== Data provided

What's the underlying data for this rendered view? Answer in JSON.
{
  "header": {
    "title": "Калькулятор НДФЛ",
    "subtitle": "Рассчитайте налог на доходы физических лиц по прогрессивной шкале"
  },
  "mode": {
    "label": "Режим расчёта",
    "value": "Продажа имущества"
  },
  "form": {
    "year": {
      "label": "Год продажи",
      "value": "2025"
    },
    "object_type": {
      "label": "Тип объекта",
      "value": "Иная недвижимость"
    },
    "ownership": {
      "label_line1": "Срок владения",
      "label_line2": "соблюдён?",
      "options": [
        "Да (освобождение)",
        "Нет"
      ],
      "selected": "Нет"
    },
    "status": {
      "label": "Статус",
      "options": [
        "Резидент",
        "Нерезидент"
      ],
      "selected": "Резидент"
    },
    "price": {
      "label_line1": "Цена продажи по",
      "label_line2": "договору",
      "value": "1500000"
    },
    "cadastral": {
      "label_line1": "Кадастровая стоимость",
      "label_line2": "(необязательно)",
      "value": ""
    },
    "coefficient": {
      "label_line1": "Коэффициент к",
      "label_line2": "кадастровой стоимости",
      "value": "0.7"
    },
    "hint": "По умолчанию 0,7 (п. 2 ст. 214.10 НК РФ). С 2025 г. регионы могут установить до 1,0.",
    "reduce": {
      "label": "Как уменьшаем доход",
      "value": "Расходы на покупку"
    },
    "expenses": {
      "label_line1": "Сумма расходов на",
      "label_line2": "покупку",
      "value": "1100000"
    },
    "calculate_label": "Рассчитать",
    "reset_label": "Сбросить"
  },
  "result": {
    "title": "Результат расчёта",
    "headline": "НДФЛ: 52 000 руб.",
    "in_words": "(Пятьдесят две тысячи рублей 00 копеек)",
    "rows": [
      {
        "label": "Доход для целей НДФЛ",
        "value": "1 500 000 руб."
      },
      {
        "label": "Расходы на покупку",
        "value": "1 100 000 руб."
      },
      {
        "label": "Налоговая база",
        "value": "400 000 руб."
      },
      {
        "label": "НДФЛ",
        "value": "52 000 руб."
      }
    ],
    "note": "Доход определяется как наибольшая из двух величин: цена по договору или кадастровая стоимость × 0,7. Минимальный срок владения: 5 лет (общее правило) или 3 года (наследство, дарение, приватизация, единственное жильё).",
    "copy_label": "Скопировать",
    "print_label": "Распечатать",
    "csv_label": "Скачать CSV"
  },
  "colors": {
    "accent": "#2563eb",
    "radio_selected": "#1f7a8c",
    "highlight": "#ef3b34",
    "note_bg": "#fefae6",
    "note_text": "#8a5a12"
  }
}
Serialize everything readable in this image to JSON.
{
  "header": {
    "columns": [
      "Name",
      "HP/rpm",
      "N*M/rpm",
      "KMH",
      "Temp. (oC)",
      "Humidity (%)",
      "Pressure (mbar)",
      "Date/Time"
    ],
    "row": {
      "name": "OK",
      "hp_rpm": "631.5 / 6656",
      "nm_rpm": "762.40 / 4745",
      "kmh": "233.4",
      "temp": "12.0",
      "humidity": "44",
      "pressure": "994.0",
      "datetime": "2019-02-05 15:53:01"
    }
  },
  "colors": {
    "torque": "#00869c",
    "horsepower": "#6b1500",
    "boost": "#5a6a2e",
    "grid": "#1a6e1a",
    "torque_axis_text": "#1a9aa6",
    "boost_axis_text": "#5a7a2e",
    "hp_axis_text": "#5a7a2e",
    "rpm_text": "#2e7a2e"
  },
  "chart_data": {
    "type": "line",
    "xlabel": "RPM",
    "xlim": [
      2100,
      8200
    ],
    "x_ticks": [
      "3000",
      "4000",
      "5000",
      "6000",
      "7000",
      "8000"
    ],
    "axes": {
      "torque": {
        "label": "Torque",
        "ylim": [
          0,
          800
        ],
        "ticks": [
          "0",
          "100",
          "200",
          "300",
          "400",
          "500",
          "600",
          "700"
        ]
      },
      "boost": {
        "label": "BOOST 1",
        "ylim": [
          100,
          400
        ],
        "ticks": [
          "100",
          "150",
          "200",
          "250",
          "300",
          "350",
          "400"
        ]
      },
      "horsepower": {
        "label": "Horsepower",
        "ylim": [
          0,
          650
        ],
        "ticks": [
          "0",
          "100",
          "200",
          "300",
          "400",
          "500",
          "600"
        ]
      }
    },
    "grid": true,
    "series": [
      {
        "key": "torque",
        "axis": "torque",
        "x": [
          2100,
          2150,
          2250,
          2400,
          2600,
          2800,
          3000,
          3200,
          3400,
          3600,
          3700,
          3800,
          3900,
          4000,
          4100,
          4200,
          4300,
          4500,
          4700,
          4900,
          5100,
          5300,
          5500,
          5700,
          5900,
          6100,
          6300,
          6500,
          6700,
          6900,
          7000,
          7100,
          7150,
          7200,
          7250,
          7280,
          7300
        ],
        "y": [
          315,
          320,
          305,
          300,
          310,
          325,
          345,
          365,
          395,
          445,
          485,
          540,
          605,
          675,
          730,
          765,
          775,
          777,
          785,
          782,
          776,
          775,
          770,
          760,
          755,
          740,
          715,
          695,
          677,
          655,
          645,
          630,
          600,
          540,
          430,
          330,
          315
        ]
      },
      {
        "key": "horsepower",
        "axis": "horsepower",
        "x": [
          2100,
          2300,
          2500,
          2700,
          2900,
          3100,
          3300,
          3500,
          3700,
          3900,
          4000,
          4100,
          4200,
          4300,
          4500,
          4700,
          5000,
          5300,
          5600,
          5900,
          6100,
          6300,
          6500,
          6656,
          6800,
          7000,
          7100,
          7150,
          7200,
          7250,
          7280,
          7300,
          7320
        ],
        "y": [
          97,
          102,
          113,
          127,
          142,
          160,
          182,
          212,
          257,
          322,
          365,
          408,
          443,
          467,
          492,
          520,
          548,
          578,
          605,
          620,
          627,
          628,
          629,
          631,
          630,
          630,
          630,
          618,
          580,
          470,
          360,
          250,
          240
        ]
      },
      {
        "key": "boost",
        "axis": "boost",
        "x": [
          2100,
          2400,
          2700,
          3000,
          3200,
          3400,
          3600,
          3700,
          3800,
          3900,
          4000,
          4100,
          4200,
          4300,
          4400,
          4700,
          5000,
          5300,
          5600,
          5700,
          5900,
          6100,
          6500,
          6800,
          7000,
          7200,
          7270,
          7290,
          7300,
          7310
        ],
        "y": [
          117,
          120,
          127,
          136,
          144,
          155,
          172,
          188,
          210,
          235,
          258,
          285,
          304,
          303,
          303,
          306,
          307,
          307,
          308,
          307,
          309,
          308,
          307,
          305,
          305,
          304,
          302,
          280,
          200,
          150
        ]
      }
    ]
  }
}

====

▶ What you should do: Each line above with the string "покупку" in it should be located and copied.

▶ Result of the task:
      "value": "Расходы на покупку"
      "label_line2": "покупку",
        "label": "Расходы на покупку",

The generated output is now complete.